The government’s Major Projects Authority has given the £32 billion scheme an amber/red rating in its annual report.
This rating is given to projects that are considered ‘in doubt, with major risks or issues apparent in a number of key areas’ and requiring ‘urgent action’ to solve the problems.
It is the latest in a series of damning reports about HS2, with the National Audit Office recently identifying a £3 billion black hole in the project and casting doubt on its economic benefits.
The same rating was given to HS2 when the projects authority first looked at the scheme, suggesting little progress has been made in solving its problems.
Nearly 200 projects have been assessed by the authority.
The Department for Transport said the HS2 rating was based on old information and that progress has been made, a similar response as given by the transport secretary, Patrick McLoughlin MP, to the audit office report.
Stop HS2 accused the Government of trying to cover up the truth about the project.
The group said: “It’s clear that McLoughlin is unwilling to let people see what’s happening, because he knows that HS2 is a white elephant, behind schedule and over budget years before construction is due to start.”
A Department for Transport spokeswoman said large-scale projects such as HS2 are often rated amber/red in their early stages.
She said: “This reflects risks which we do not control but as the report shows we are taking the right action.

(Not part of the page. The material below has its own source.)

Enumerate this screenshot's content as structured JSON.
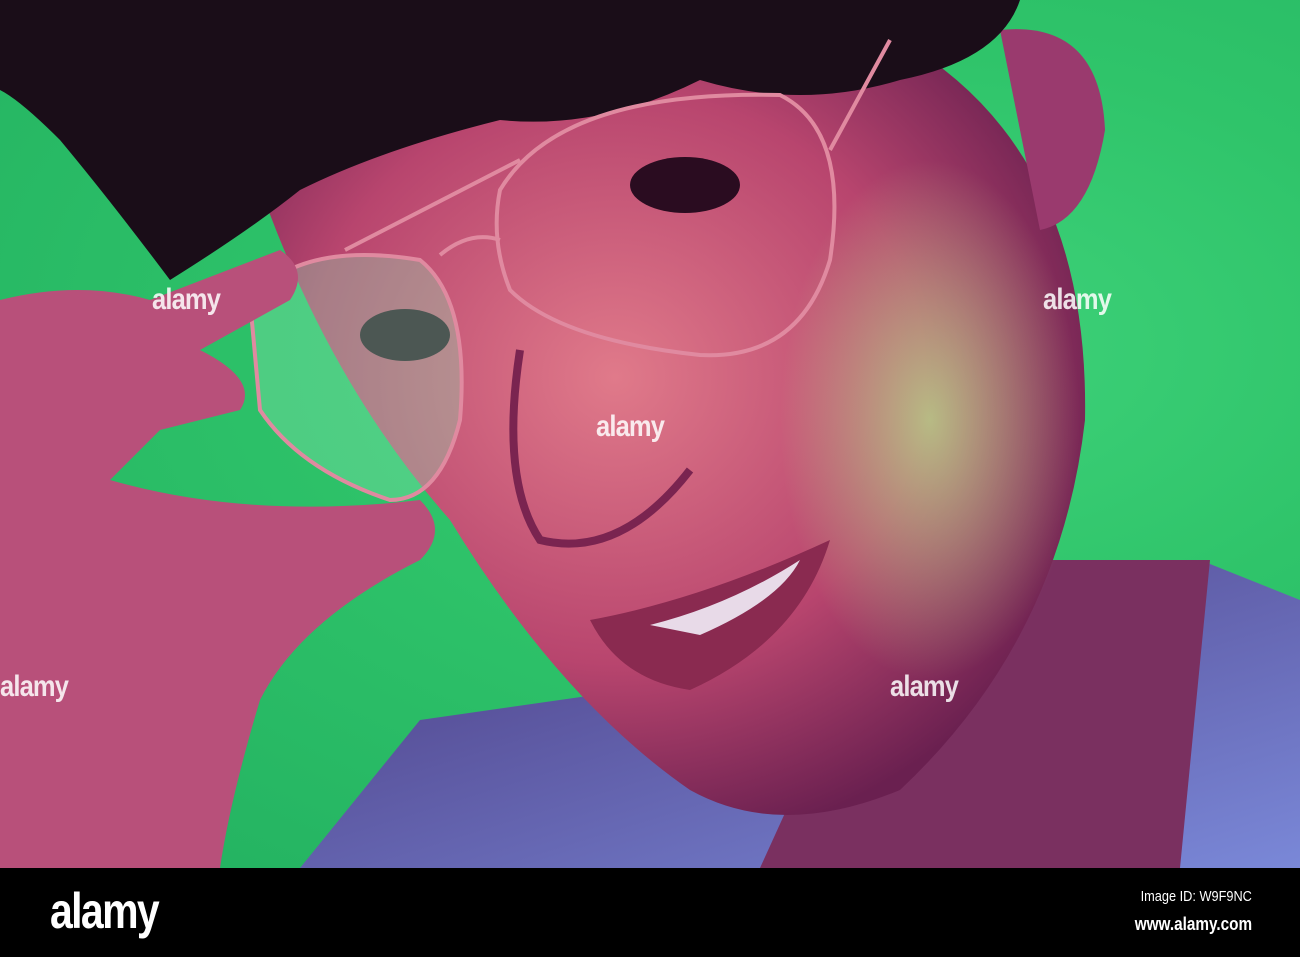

“It is not a comment on the value for money of the project which we are clear is an unparalleled opportunity to generate jobs, rebalance the economy and secure the country’s future prosperity.”